DALSWINTON, a village, in the parish of KIRKMAHOE, county of DUMFRIES, 4½ miles (N. N. W.) from Dumfries; containing 94 inhabitants. It is situated in the western part of the parish, and though a small, is an improving village, of recent origin. Here stood the ancient castle of Dalswinton, long the chief seat of the family of Cumming, and on the site of which an elegant and commodious mansion was erected by the late Patrick Miller, Esq., to whose taste and judgment the neighbourhood is indebted for its rapid improvement. Mr. Miller, about the year 1780, introduced the culture of the Swedish turnip. It was first sown by him on his estate at Dalswinton, and propagated from his original plants through the Lothians and elsewhere; and to his example is owing the successful cultivation of this valuable esculent throughout the empire. The first application of the steam-engine to the purposes of navigation, was made by Mr. Miller in 1788, on a piece of water in his own grounds here. A vessel twenty-five feet long and seven broad, with two wheels, and propelled by a small engine constructed by Mr. Symington, was employed for the purpose; and the success of the experiment led to the well-known exhibition, under the same auspices, of a full-sized vessel, on the Forth and Clyde canal, in the following year. The fine estate of Dalswinton is now in the possession of Captain Miller, son of this gentleman, and formerly M.P. for the county.

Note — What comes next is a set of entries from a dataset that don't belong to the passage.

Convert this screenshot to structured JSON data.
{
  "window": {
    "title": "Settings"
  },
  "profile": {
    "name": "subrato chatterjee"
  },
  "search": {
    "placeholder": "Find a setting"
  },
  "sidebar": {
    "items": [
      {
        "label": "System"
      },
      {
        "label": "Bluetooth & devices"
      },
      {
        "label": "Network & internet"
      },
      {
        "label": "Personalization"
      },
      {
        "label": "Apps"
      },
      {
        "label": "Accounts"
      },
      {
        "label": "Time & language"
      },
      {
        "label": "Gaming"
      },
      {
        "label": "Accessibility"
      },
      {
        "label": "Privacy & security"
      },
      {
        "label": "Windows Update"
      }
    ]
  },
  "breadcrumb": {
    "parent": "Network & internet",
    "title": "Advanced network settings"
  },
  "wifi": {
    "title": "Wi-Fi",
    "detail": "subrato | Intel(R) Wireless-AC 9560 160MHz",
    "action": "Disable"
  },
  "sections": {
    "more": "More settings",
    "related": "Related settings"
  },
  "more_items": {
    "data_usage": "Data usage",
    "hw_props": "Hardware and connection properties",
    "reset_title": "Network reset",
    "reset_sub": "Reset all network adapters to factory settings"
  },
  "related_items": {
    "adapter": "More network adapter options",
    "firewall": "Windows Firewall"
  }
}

Transcribed from A Topographical Dictionary of Scotland, 1851 by Samuel Lewis